Blog : BOARD TALK
|Posted on July 18, 2013 at 3:40 PM|
The world is moving much faster than the UK's boardrooms. Earlier today there were those in my Twitterstream who agreed, when I suggested this megatrends report by CIPD should be placed in front of every plc boardmember to concentrate the mind on strategy.
If the times they are a changin, I'm a great believer in changing with them even if the lyrics are not familiar. That means embracing technology and things that sometimes take you out of your comfort zone. I did not approach Twitter at first with anything remotely resembling glee. It felt a bit like a trip to the dentist. But I knew it was a necessary part of building an individual platform for a journalist in 2013.
This has been an unpaid and independent blog since it was launched in February 2011. In terms of my exhaustion levels and time management, I have great news. I am delighted to report today that ICSA software are - for at least the next 12 months - the best kind of corporate sponsor I could have hoped for - they have no editorial control and will be mostly a 'silent backer'. But they do provide clever technology for the boardroom and for business as a whole. So a now funded blog remains independent, and will, if anything, get more of my time.
Social media is not going away, but 55% of a sample of 250 global board directors - both large public corporations and private companies - polled by the Women Corporate Directors (WCD) Institute said that their boards were “not that comfortable” or “very uncomfortable” with social media.
"Tech continues to be a game changer for all industries – it’s not something new. But what is new is the velocity of change and the resulting ambiguity that it leaves for boards of directors to understand which way to go" says Cathy Allen ( board director at Synovus, El Paso Electric, Stewart Information Services) speaking at a recent panel discussion featuring some of the top women in technology globally at a WCD conference in New York.

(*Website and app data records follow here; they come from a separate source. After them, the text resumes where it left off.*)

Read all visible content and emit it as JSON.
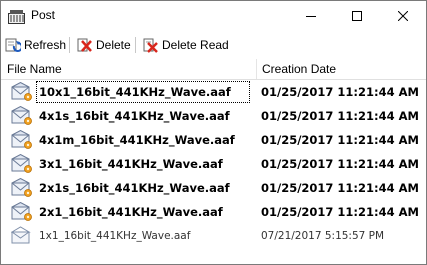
{
  "window": {
    "title": "Post",
    "icon": "mailbox-icon"
  },
  "toolbar": {
    "refresh_label": "Refresh",
    "delete_label": "Delete",
    "delete_read_label": "Delete Read"
  },
  "columns": {
    "file_name": "File Name",
    "creation_date": "Creation Date"
  },
  "rows": [
    {
      "name": "10x1_16bit_441KHz_Wave.aaf",
      "date": "01/25/2017 11:21:44 AM",
      "unread": true
    },
    {
      "name": "4x1s_16bit_441KHz_Wave.aaf",
      "date": "01/25/2017 11:21:44 AM",
      "unread": true
    },
    {
      "name": "4x1m_16bit_441KHz_Wave.aaf",
      "date": "01/25/2017 11:21:44 AM",
      "unread": true
    },
    {
      "name": "3x1_16bit_441KHz_Wave.aaf",
      "date": "01/25/2017 11:21:44 AM",
      "unread": true
    },
    {
      "name": "2x1s_16bit_441KHz_Wave.aaf",
      "date": "01/25/2017 11:21:44 AM",
      "unread": true
    },
    {
      "name": "2x1_16bit_441KHz_Wave.aaf",
      "date": "01/25/2017 11:21:44 AM",
      "unread": true
    },
    {
      "name": "1x1_16bit_441KHz_Wave.aaf",
      "date": "07/21/2017 5:15:57 PM",
      "unread": false
    }
  ],
  "colors": {
    "accent": "#1e5bbf",
    "delete_red": "#d9261c",
    "badge_orange": "#f0a020"
  }
}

It brought minds together to look closely at some of the themes emerging as boards wrestle with rapid technology changes – and what these mean for companies, customers, and surviving in global markets.

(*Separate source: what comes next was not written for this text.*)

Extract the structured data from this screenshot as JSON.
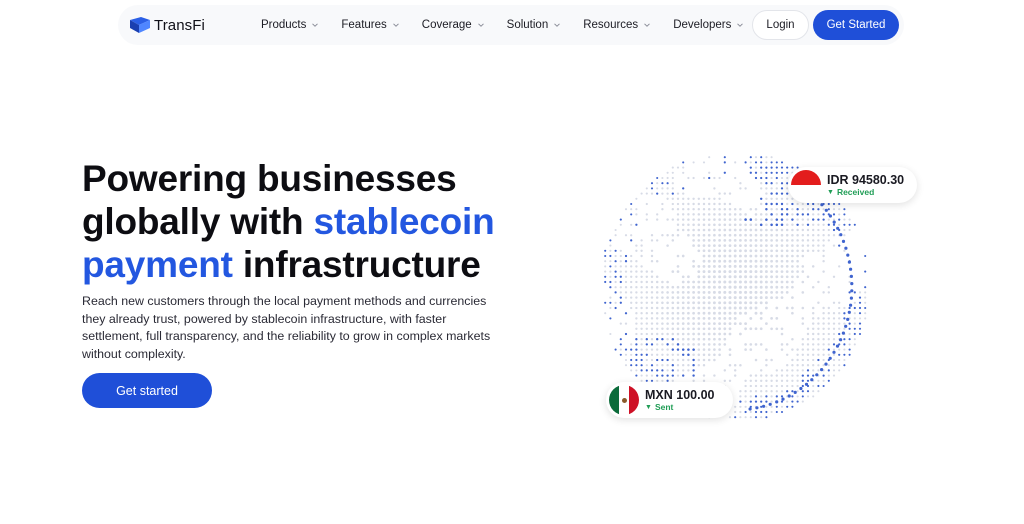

Look at Southeast Asia. Philippines telecom and technology CEO Myla Villanueva pointed out that the last ten years has seen a dramatic change and impact of technology on companies across the region. She drew particular attention to the mobile phone. According to Ms. Villanueva, the rates of mobile penetration in several Asian countries are staggering. “We’re going to see a 100% rate of penetration in a year or two for most of these markets. It is important as a board member to understand that this is the access point to our part of the world." (my emphasis)
Why do I have the feeling many board members would consider this to be a revelation?
They may be equally surprised to learn, courtesy WCD, that social media is on the rise in the region: India, Indonesia, and the Philippines constitute the world’s third, fourth, and eighth largest Facebook markets, respectively, and also possess large volumes of Twitter users.
So what ? Hearsay Social CEO Clara Shih says social media "has actually altered what customers today expect from businesses. It almost doesn’t matter if you want to be on social media or not - If your customer is on, then you have to be on." It makes sense to me.
Of course all this spells RISK to many plcs - which is why they are shuffling their feet about in a pretence at moving forward.
But managing that risk while also making the best use of new technologies is the balance that board directors need to find. Jeanette Horan, IBM CIO and a board director at Microvision Inc: "Security has to be top of mind for every CIO today, and this is an area that the boards of directors need to get much more educated about."
Technology moves very fast - our boardrooms need to pick up their pace. A rival to my sponsor was telling me about trying to sell board pack technology to a plc in Norway. "They told us to send them a fax" she said. That says it all.